From 1961 to 1969 she directed the Research Center of Neurobiology of the CNR (Rome), and from 1969 to 1978 the Laboratory of Cellular Biology.
Rita Levi-Montalcini founded the European Brain Research Institute, covering the appointment of president. Her role in this institute was at the center of some critics from part of scientific community in 2010.
Controversies were raised by the collaboration of Prof. Montalcini with the Italian Pharmaceutical Factory Fidia. Since 1975 the scientist promoted the drug Cronassial produced by Fidia from bovine brain. The drug turned out some years later to be able to cause a severe neurological syndrome (Guillain-Barré syndrome). For this reason Germany banned Cronassial in 1983, followed by other countries. Italy prohibited the drug only in 1993. This episode raised serious critics to Rita Levi-Montalcini.
Senator for Life
On 1 August 2001 she was appointed as Senator for Life by the President of the Italian Republic, Carlo Azeglio Ciampi.
On 28–29 April 2006, Levi-Montalcini, aged 97, attended the opening assembly of the newly-elected Senate, at which the President of the Senate was elected; she declared her preference for the centre-left candidate Franco Marini. Levi-Montalcini, who is the senior member of the Upper House, chose not to be the temporary president on this occasion. She actively takes part in the Upper House discussions, unless busy in academic activities around the world. Due to her support of the government of Romano Prodi, she was often criticized by some right-wing senators, who accused her of "saving" the government when the government's exiguous majority in the Senate was at risk. She has been frequently insulted in public, and on blogs, since 2006, by both center-right senators such as Francesco Storace, and far-right bloggers for her age and Jewish origins. Levi-Montalcini is currently the oldest living and the longest-lived Nobel laureate who, though hard of hearing and nearly blind, recently vowed to remain a political force in her country.
On Sunday, 17 January 2010, she was present in Rome's main synagogue, during the official visit of pope Benedict XVI.
She had an older brother Gino, who died after a heart attack in 1974. He was one of the most well known Italian architects and a professor at the University of Turin.
She also had two sisters: Anna, five years older than Rita, and Paola, her twin sister. Paola Levi-Montalcini was a popular artist, who died in 2000.
Awards and honors
In 1968, she became the tenth woman elected to the United States National Academy of Sciences.
In 1983, she was awarded the Louisa Gross Horwitz Prize from Columbia University together with Stanley Cohen (co-winner of 1986 Nobel Prize in Physiology or Medicine) and Viktor Hamburger.

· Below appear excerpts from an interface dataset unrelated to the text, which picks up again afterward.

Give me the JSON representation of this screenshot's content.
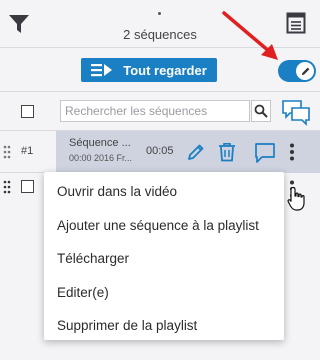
{
  "header": {
    "sequence_count": "2 séquences"
  },
  "actions": {
    "watch_all_label": "Tout regarder",
    "edit_toggle_on": true
  },
  "search": {
    "placeholder": "Rechercher les séquences"
  },
  "sequences": [
    {
      "number": "#1",
      "title": "Séquence ...",
      "meta": "00:00 2016 Fr...",
      "duration": "00:05"
    }
  ],
  "context_menu": {
    "items": [
      "Ouvrir dans la vidéo",
      "Ajouter une séquence à la playlist",
      "Télécharger",
      "Editer(e)",
      "Supprimer de la playlist"
    ]
  },
  "colors": {
    "accent": "#1a7fc3",
    "annotation_arrow": "#e02020",
    "row_highlight": "#cfd3df"
  }
}
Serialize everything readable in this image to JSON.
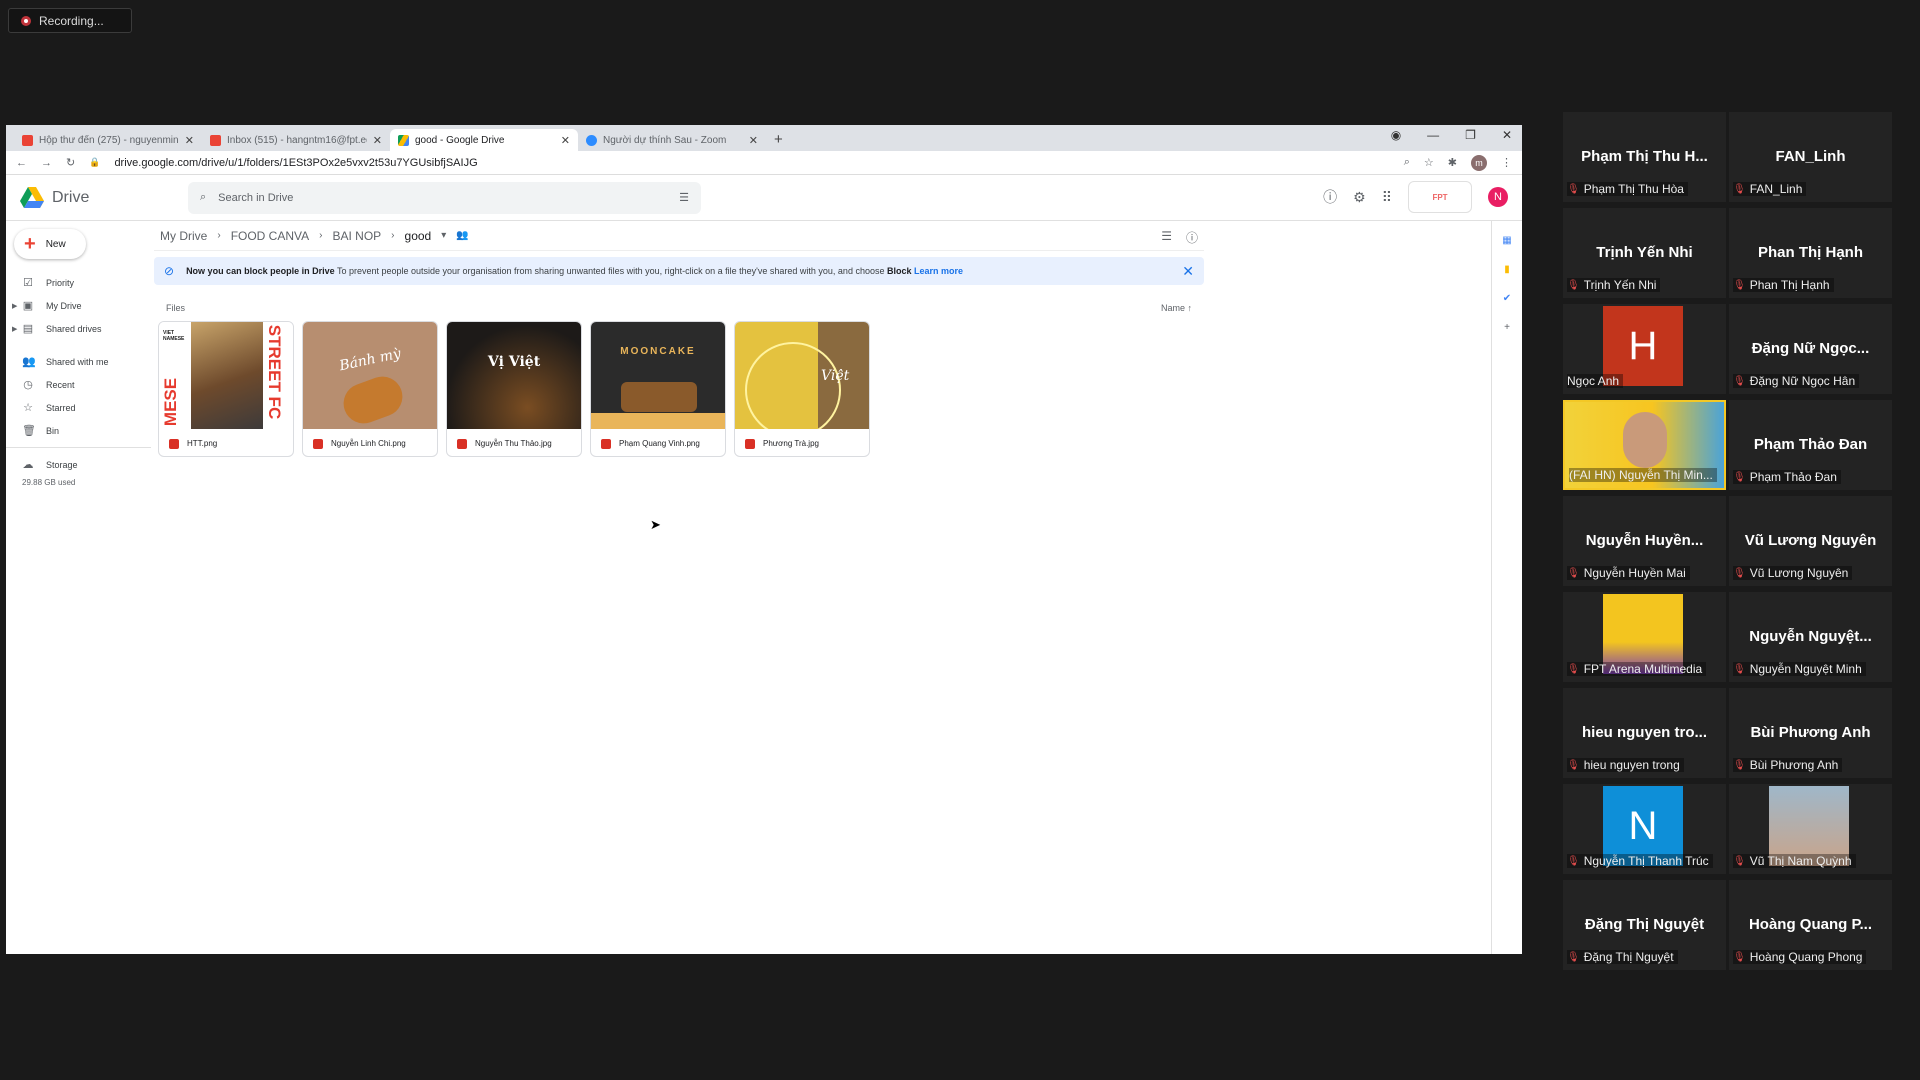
{
  "recording": {
    "label": "Recording..."
  },
  "browser": {
    "tabs": [
      {
        "title": "Hộp thư đến (275) - nguyenminh",
        "icon": "gmail-icon",
        "active": false
      },
      {
        "title": "Inbox (515) - hangntm16@fpt.edu",
        "icon": "gmail-icon",
        "active": false
      },
      {
        "title": "good - Google Drive",
        "icon": "drive-icon",
        "active": true
      },
      {
        "title": "Người dự thính Sau - Zoom",
        "icon": "zoom-icon",
        "active": false
      }
    ],
    "url": "drive.google.com/drive/u/1/folders/1ESt3POx2e5vxv2t53u7YGUsibfjSAIJG"
  },
  "drive": {
    "app_name": "Drive",
    "search_placeholder": "Search in Drive",
    "user_initial": "N",
    "nav": {
      "new_label": "New",
      "items": [
        "Priority",
        "My Drive",
        "Shared drives",
        "Shared with me",
        "Recent",
        "Starred",
        "Bin",
        "Storage"
      ],
      "storage_used": "29.88 GB used"
    },
    "breadcrumb": [
      "My Drive",
      "FOOD CANVA",
      "BAI NOP",
      "good"
    ],
    "banner": {
      "bold": "Now you can block people in Drive",
      "text": "To prevent people outside your organisation from sharing unwanted files with you, right-click on a file they've shared with you, and choose",
      "block": "Block",
      "link": "Learn more"
    },
    "files_label": "Files",
    "sort_label": "Name",
    "files": [
      {
        "name": "HTT.png"
      },
      {
        "name": "Nguyễn Linh Chi.png",
        "thumb_text": "Bánh mỳ"
      },
      {
        "name": "Nguyễn Thu Thảo.jpg",
        "thumb_text": "Vị Việt"
      },
      {
        "name": "Phạm Quang Vinh.png",
        "thumb_text": "MOONCAKE"
      },
      {
        "name": "Phương Trà.jpg",
        "thumb_text": "Việt"
      }
    ],
    "thumb_texts": {
      "htt_side": "STREET FC",
      "htt_bottom": "MESE",
      "htt_corner": "VIET NAMESE"
    }
  },
  "participants": [
    {
      "big": "Phạm Thị Thu H...",
      "name": "Phạm Thị Thu Hòa"
    },
    {
      "big": "FAN_Linh",
      "name": "FAN_Linh"
    },
    {
      "big": "Trịnh Yến Nhi",
      "name": "Trịnh Yến Nhi"
    },
    {
      "big": "Phan Thị Hạnh",
      "name": "Phan Thị Hạnh"
    },
    {
      "avatar": "H",
      "avatar_color": "#c2351c",
      "name": "Ngọc Anh"
    },
    {
      "big": "Đặng Nữ Ngọc...",
      "name": "Đặng Nữ Ngọc Hân"
    },
    {
      "video": true,
      "name": "(FAI HN) Nguyễn Thị Min..."
    },
    {
      "big": "Phạm Thảo Đan",
      "name": "Phạm Thảo Đan"
    },
    {
      "big": "Nguyễn Huyền...",
      "name": "Nguyễn Huyền Mai"
    },
    {
      "big": "Vũ Lương Nguyên",
      "name": "Vũ Lương Nguyên"
    },
    {
      "poster": true,
      "name": "FPT Arena Multimedia"
    },
    {
      "big": "Nguyễn Nguyệt...",
      "name": "Nguyễn Nguyệt Minh"
    },
    {
      "big": "hieu nguyen tro...",
      "name": "hieu nguyen trong"
    },
    {
      "big": "Bùi Phương Anh",
      "name": "Bùi Phương Anh"
    },
    {
      "avatar": "N",
      "avatar_color": "#0e8fd8",
      "name": "Nguyễn Thị Thanh Trúc"
    },
    {
      "photo": true,
      "name": "Vũ Thị Nam Quỳnh"
    },
    {
      "big": "Đặng Thị Nguyệt",
      "name": "Đặng Thị Nguyệt"
    },
    {
      "big": "Hoàng Quang P...",
      "name": "Hoàng Quang Phong"
    }
  ]
}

In 1986 Levi-Montalcini and collaborator Stanley Cohen received the Nobel Prize in Medicine, as well as the Albert Lasker Award for Basic Medical Research. This made her the fourth Nobel Prize winner to come from Italy's small (less than 50,000 people) but very old Jewish community, after Emilio Segrè, Salvador Luria (a university colleague and friend) and Franco Modigliani.
In 1987, she received the National Medal of Science, the highest American scientific honor.
In 1999, Levi-Montalcini was nominated Goodwill Ambassador of the United Nations Food and Agriculture Organization (FAO) by FAO Director-General Jacques Diouf.
In 2001 she was nominated Senator-for-life by the Italian President Carlo Azeglio Ciampi.
In 2006 Levi-Montalcini received the degree Honoris Causa in Biomedical Engineering from the Polytechnic University of Turin, in her native city.
In 2008 she received the PhD Honoris Causa from the Complutense University of Madrid, Spain.
She is a member of the Pontifical Academy of Sciences.